Egypt was one of the first countries to feel the repercussions. Protesters called for the resignation of the then president, Hosni Mubarak, citing his reliance on dictatorial methods to suppress democracy and subdue the population, his tolerance of corrupt officials at the highest levels and his mismanagement of the economy.

Toppled ignominiously from his perch after less than three weeks of street demonstrations, Mubarak and his two sons were charged with a series of crimes and arrested. Mubarak was replaced by an interim council of generals and then by the first democratically-elected president in modern Egyptian history, Mohammed Morsi of the Muslim Brotherhood. He, in turn, was deposed by his defence minister, Abdul Fattah al-Sisi, who has since turned back the clock to the Mubarak era.

For all intents and purposes, Egypt is back to where it was on the eve of the Arab Spring.

Syria, the self-styled “beating heart” of Arab nationalism, has virtually imploded. For the past four years, Syria has been embroiled in an increasingly bloody civil war, which has claimed the lives of about 250,000 of its citizens. Unwilling to implement meaningful reforms, Syrian President Bashar al-Assad ignited the unrest after suppressing peaceful protests by brute force. Assad has already killed far more Syrians than his late father, Hafez, who crushed an Islamic rebellion in the city of Hama in the early 1980s.

The current war, which pits the Syrian police state against an assortment of rebel groups, has left major cities like Aleppo in ruins and impelled millions of Syrians to leave the country, creating the worst refugee crisis in Europe since the end of World War II.

Backed by Iran Hezbollah and Russia, Assad controls less than a quarter of Syrian territory. The rest is held by, among others, Islamic State, the Nusra Front, the Free Syrian Army and the Kurds.

Once one of the Arab world’s most influential nations, Syria lies is tatters today, a victim of Assad’s hubris and brutality.

Libya, too, has been adversely affected by the Arab Spring.

Brooking no opposition to his rule, Libya’s dictator Muammar Gaddafi tried to tough it out by means of firepower and mass arrests. But he was doomed from the moment the NATO alliance joined the fray, ostensibly to establish a no-fly zone in Libya for humanitarian purposes.

Much to Russia’s dismay, the United States and its allies used the mission as a cover to bomb the Gaddafi regime into oblivion. Of all the despots deposed by the Arab Spring, Gaddafi suffered the worst possible fate. Found by rebels cowering in a culvert, he was beaten to death, his corpse unceremoniously dumped in a shed for curious onlookers to gape at.

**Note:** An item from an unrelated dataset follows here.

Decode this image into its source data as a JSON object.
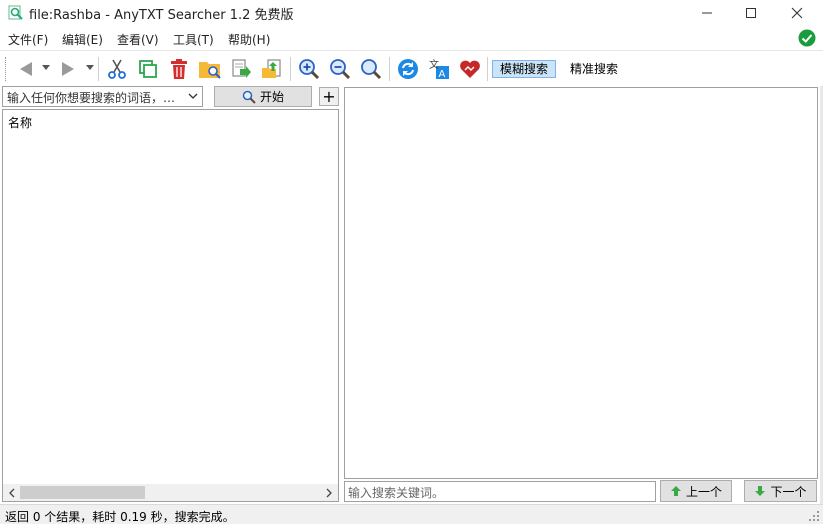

Since Gaddafi’s violent removal, Libya has sunk into the slough of fratricidal warfare, with various militias now controlling the immensity of its land mass. Having ceased to be a unified and functional nation, Libya is now a patchwork of competing statelets vying for dominance.

For all his glaring faults, Gaddafi had one redeeming virtue — he held Libya together.

Yemen has gone the way of Libya.

Formerly divided into two separate nations, Yemen pulled itself together, but fell apart again as the spirit of the Arab Spring reached this remote nation on the tip of the Arabian peninsula. Yemen also continues to be plagued by the local franchise of Al Qaeda.

Yemen’s president, Ali Abdullah Saleh, a wily operator, relinquished power in 2012 after months of protests. The vice-president, Abd Rabbu Mansour Hadi, succeeded him, only to flee after the Houthis — a Shiite group aligned with Iran — seized control of the capital, Saana, and surrounding areas.

Saudi Arabia, in support of Hadi, launched a campaign of air strikes to batter the Houthis. The United States sided with the Saudis, supplying them with real-time intelligence data and logistical backing. But the Houthis remain undefeated, and Yemen remains in utter turmoil.

In short, the Arab Spring has destabilized much of the Arab world and disillusioned the vast majority of its inhabitants.

Tunisia has managed the transition from tumult to a measure of stability, but Egypt has pivoted back to the kind of authoritarianism to which Egyptians are inured. In Syria, Libya and Yemen, the Arab Spring has proven to be utterly counter-productive and disastrous.

About the Author
Sheldon Kirshner is a journalist in Toronto. He writes at his online journal, SheldonKirshner.com